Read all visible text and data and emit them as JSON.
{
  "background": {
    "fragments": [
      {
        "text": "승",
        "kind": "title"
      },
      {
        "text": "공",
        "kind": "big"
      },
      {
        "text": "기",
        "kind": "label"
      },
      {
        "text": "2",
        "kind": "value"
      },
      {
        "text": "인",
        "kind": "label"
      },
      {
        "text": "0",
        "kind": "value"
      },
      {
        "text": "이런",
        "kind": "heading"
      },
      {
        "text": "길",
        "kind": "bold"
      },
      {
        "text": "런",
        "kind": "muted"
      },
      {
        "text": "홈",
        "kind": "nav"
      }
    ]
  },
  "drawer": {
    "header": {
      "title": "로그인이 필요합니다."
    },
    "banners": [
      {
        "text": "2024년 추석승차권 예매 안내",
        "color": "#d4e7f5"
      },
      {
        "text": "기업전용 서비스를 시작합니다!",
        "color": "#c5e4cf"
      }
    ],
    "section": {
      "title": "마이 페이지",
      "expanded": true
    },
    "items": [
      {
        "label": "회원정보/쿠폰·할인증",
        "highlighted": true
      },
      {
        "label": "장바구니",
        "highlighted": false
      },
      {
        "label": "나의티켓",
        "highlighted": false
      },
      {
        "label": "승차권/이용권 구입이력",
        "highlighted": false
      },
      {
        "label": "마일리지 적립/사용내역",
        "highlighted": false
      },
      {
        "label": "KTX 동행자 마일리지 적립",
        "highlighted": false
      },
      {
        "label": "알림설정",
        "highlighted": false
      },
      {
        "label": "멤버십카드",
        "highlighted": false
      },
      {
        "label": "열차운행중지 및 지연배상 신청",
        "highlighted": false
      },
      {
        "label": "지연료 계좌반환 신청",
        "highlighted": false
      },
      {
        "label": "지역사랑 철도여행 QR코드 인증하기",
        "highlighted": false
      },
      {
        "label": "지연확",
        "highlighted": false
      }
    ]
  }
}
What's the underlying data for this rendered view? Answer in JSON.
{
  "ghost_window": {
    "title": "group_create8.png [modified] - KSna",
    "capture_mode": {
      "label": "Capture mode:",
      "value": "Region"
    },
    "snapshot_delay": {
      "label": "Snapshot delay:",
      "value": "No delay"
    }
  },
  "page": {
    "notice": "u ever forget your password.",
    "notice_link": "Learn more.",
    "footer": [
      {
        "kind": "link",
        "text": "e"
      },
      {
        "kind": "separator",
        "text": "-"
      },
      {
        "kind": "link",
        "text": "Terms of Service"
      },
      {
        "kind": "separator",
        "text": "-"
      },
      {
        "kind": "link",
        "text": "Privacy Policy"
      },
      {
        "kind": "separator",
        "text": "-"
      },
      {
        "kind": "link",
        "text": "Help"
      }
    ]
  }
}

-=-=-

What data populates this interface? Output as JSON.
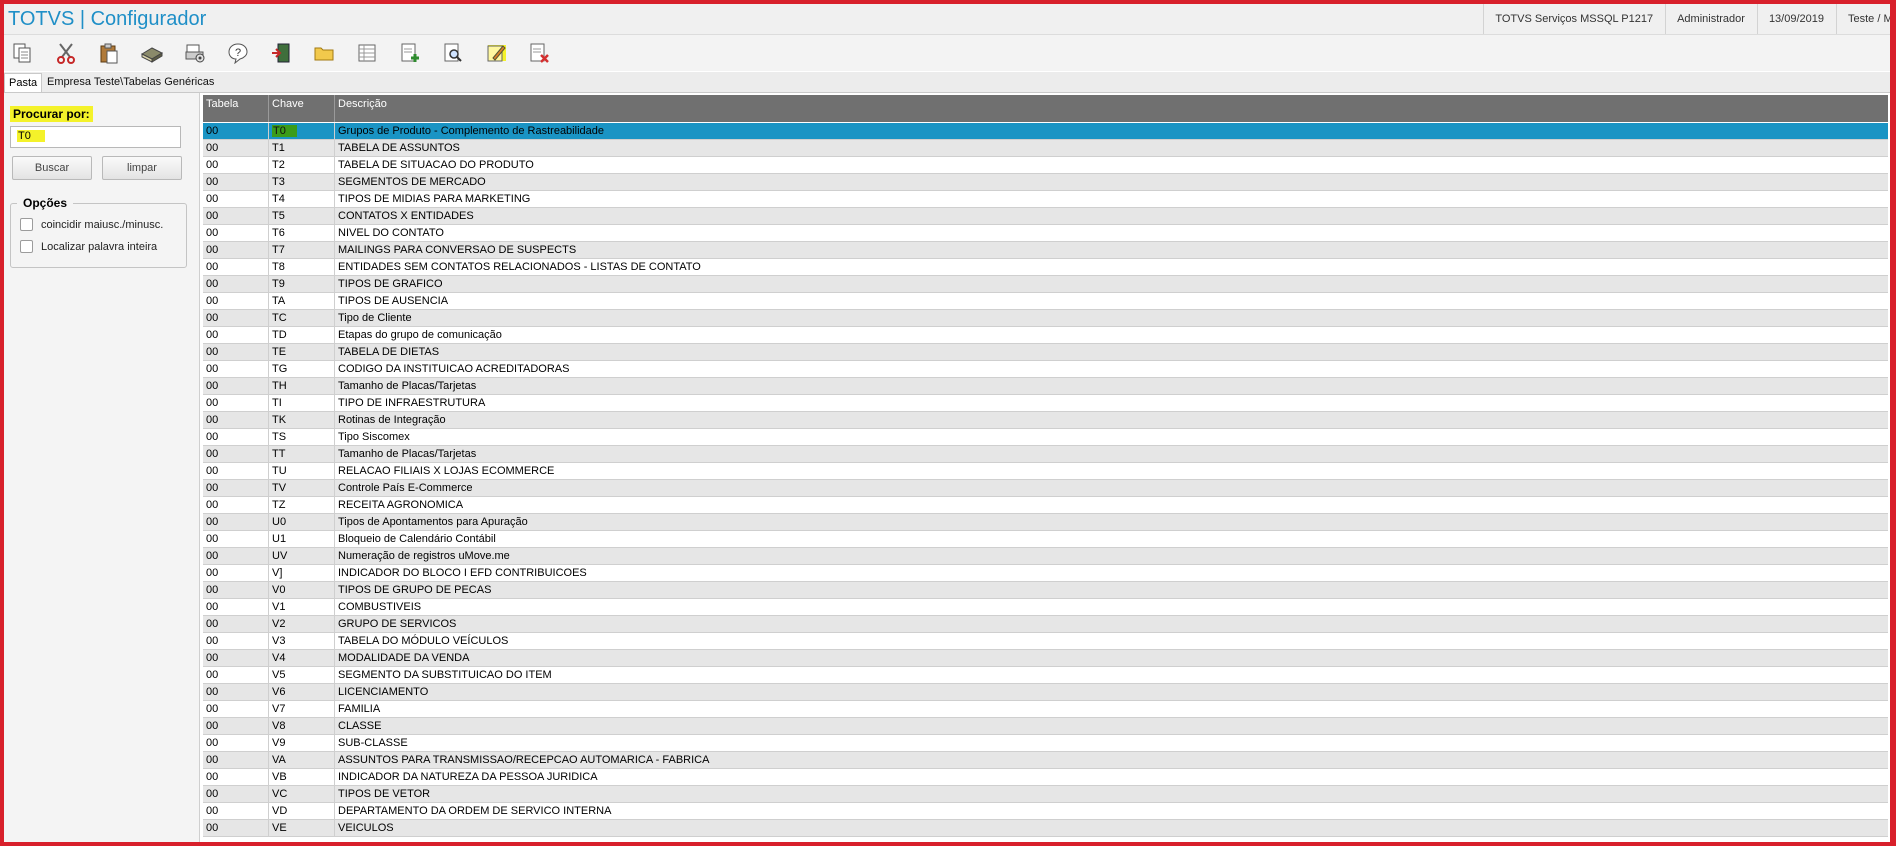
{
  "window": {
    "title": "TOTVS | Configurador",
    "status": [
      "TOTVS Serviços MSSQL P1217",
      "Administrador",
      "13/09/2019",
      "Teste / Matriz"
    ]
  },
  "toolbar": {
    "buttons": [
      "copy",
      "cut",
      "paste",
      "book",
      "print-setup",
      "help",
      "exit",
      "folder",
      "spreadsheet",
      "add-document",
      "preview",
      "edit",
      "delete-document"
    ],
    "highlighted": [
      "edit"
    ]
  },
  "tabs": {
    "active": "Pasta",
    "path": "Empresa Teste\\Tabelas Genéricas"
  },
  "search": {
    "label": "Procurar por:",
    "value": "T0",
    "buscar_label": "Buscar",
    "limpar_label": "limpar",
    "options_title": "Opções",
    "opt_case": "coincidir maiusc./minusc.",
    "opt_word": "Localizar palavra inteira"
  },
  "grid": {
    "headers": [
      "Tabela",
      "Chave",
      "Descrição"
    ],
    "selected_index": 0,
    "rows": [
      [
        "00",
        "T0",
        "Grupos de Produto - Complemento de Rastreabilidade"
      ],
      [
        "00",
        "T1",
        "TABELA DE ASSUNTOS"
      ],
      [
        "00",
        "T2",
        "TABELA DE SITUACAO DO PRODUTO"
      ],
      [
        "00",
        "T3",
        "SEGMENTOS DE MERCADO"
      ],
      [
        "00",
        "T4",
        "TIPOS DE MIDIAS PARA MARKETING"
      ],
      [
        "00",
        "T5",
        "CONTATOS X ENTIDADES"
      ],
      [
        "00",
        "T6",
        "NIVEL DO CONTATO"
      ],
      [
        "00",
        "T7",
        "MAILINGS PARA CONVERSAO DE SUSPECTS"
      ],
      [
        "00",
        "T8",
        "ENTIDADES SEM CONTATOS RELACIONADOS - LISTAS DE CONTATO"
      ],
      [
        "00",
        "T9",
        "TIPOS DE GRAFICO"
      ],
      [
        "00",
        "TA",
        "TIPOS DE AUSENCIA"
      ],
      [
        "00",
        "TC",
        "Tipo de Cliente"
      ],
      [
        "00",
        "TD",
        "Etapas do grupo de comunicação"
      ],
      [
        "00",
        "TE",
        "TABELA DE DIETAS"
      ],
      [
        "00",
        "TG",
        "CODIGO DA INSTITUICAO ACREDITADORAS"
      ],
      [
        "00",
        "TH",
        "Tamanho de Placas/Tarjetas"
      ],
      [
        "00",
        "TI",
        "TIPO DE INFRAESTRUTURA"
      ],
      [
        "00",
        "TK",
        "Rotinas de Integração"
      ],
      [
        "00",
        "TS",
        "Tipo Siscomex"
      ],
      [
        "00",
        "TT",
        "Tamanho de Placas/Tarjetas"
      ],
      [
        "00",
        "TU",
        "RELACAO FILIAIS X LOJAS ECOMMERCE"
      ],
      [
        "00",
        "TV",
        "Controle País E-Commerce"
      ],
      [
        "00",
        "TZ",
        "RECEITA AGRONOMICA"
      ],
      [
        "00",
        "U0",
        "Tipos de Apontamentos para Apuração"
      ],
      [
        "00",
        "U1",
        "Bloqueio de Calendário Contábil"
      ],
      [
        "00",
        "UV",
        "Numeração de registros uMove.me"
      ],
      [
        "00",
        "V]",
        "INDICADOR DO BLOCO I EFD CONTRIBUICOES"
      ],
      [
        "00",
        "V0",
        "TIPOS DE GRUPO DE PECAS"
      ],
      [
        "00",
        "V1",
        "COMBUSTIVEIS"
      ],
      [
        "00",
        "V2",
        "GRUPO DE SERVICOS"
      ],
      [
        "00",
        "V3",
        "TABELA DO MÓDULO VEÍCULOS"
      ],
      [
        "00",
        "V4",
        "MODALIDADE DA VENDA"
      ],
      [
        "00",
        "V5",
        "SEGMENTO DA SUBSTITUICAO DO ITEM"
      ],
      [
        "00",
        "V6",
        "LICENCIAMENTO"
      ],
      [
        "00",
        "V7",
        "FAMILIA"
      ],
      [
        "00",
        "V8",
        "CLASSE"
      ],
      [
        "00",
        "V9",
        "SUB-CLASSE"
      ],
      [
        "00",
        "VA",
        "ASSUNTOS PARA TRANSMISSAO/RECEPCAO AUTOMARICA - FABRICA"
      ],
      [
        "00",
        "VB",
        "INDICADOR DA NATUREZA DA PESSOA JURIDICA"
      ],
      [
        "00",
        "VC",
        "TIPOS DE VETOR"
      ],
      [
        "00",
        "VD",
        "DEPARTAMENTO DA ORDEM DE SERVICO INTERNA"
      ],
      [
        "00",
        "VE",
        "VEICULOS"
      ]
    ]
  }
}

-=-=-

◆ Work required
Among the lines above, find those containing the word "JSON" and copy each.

◆ Response for this exercise
Read all visible text and data and emit them as JSON.
What's the underlying data for this rendered view? Answer in JSON.
What data populates this interface? Output as JSON.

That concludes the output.